Your instructions: Report how many lines in the material hold the word "Price". No other content is required.

Information shown:
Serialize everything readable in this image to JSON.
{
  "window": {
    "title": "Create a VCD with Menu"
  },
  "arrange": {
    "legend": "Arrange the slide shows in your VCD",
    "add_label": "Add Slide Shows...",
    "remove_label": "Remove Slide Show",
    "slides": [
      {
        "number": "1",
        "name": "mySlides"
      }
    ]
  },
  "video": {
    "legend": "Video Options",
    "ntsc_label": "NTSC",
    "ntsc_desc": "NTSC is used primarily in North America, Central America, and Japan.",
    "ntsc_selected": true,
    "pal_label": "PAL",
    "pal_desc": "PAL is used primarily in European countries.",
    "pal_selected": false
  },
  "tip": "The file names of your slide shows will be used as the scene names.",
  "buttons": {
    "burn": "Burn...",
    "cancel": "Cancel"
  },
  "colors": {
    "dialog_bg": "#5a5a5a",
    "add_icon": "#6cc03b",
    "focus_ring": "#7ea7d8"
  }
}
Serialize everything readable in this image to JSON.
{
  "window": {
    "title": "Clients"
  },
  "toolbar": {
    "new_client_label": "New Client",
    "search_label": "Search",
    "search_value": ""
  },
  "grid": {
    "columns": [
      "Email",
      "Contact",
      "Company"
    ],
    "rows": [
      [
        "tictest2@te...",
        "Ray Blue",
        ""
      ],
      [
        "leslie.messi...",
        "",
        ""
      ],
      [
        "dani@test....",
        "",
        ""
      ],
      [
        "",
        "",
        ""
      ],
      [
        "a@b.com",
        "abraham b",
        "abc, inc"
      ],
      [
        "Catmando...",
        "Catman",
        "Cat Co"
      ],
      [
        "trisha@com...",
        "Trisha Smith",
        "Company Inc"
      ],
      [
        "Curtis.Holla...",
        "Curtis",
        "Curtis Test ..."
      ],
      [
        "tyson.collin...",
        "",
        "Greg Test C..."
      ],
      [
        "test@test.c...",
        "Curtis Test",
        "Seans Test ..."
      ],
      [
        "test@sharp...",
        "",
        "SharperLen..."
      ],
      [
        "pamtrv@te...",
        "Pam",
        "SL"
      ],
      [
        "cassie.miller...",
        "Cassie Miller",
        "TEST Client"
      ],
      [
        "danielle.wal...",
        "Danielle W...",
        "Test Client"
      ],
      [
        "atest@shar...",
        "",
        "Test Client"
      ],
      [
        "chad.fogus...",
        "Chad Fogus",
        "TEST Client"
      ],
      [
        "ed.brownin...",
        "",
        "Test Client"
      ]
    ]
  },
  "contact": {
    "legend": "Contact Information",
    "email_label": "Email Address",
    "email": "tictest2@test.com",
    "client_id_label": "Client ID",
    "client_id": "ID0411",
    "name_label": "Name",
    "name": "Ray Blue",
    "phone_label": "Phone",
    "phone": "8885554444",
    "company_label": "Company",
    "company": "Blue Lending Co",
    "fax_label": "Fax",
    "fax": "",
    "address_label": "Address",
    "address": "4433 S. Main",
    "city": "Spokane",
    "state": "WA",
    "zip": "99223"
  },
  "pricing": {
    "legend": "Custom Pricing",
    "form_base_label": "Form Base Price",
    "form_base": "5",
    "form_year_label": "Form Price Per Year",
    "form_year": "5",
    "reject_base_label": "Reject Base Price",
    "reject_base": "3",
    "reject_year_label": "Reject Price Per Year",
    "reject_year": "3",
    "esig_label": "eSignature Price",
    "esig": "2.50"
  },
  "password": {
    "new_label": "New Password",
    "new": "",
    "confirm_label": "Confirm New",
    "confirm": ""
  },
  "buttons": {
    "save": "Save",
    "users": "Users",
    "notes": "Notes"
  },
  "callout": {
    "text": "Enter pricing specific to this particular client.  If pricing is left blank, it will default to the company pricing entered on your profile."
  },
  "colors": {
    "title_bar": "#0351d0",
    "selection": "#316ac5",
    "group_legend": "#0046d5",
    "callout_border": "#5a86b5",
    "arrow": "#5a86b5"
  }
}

Written answer: 5